Dead zombies offer very bad foothold. If your heroes have the room, they would be better off, retreating slowly, so the zombies are slowed by the corpses, but the heroes have a clear floor to maneuver.

Of course, this is not possible, if they are surrounded. But they would still be better off, moving around and avoiding a pileup. You will always want to have stable footing, when fighting hordes of zombies.

If the zombies are forming a horde so dense, that maneuvering isn't possible, your heroes have a real problem, superhuman or not. because that also means, that the zombies can't just fall backwards after being killed. They would fall against other zombies. The following zombies would push the killed zombies against the heroes, crushing them without the heroes being able to kill the pushing zombies through the wall of pusehd dead ones.

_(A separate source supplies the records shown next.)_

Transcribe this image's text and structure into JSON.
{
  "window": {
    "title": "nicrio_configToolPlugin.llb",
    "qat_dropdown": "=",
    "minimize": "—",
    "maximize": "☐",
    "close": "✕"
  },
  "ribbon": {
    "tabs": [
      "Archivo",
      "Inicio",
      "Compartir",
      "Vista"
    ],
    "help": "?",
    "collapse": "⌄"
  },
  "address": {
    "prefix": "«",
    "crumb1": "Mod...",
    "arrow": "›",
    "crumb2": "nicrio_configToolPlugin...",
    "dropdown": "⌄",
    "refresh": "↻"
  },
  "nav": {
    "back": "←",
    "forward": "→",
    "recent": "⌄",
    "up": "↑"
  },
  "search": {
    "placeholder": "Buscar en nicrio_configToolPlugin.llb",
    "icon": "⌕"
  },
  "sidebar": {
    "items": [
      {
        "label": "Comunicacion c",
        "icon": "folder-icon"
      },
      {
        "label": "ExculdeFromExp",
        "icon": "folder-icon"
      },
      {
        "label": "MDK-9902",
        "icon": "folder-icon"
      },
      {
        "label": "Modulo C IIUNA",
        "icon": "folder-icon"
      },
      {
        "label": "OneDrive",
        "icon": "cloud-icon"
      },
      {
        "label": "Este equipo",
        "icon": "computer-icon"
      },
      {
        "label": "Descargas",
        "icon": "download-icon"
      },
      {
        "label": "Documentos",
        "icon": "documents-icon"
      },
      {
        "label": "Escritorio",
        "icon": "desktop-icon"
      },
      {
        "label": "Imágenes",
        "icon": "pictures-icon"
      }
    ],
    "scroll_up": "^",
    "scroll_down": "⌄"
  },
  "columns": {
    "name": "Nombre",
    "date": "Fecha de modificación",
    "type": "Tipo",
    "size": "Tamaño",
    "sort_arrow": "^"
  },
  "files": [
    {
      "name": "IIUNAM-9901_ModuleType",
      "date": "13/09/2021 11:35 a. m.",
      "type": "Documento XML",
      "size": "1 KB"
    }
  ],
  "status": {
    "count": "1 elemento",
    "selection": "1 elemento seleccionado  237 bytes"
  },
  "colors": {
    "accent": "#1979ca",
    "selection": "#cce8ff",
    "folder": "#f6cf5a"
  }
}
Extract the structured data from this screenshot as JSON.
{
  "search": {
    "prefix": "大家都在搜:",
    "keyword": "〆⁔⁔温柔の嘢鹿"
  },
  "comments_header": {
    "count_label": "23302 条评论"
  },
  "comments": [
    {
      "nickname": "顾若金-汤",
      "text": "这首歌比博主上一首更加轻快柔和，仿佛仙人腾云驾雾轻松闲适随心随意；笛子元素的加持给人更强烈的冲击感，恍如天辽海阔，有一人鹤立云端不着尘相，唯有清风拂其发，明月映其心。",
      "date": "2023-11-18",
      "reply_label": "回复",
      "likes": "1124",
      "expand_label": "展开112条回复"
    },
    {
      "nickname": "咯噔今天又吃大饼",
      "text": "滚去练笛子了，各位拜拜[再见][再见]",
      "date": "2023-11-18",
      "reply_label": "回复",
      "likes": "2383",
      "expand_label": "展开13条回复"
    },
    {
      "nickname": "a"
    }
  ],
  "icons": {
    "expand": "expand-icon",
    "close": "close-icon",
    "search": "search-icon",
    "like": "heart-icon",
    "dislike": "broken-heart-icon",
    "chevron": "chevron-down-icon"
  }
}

But let's assume, they are already on a small hill of dead zombies (or just on lightly higher ground, like a literal hill). The newly killed zombies would fall down in front of the heroes, so the heroes would quickly be on lower ground. They would either have to constantly pull the killed zombies towards themselves, to stay on the high ground. They either do not have the time for that, since the next one is alread attacking, or they have enough room, the move themselves.

In short, in a relatively realistic scenario, the zombies wouldn't pile up at all (well, maybe 2-3 falling on each other, but not really).

If you want the pile of dead zombies anyway, you are relatively free to chose an angle yourself. It's fiction after all. Just look at some pictures of piles of sand sacks and imagine a zombie trying to climb them (the sand sacks, not the pictures). If you can imagine it, you have a good angle for the slope.

• Yes! Well predicted! In the simulation (see my answer), what you described is exactly what happened! As the bodies fell before them, they had to advance to remain "on top". Eventually, the ring of raised bodies grew so large, their lines became too thin to hold, and they had to fall back to defend just one side of the ring. Even so, this approach was far better than granting them the high ground. Commented Aug 4, 2023 at 0:38

Obligatory 'Not an Engineer' - however, I think the angle could be very steep. Steeper than 45 degrees.

I have no means nor inclination to do the maths - but here's my reasons:

1: Human Skin has a high friction, Even with Headshots, there's unlikely to be enough blood to severely impede this, plus as Blood dries, it gets very sticky.

2: Mass of each body - this means that unlike sand which has high friction but low mass, you have high friction and high mass which leads to a lot of traction force between each zombie corpse.

3: Limbs. Arms and Legs can interlock in fun ways, although not as effective as if someone consciously stacked the bodies, the limbs can substantially increase the surface area and act like a mesh of sorts to further increase the angle of repose.

Finally, unlike most of the items where we have data for the angle of Repose... Humans aren't grains or particles.

• Fresh blood can can make things very slippery. This is why many historical weapons like the Scottish broadsword and Japanese spears often included some kind of absorbent material above the handgrip so that your enemy's blood would not cause your weapon to slip. Commented Aug 2, 2023 at 19:36
• True - but the mode of injury in Melee combat wish a slashing weapon (Claymore/Katana) is much more conducive to extensive blood loss, whereas a Headshot is (apparently) not as bloody as you might think. The heart stops immediately, there's a small entry hole, a big exit hole, but no major blood vessels are ruptured - so fair point, but I don't think it applies. Commented Aug 2, 2023 at 20:02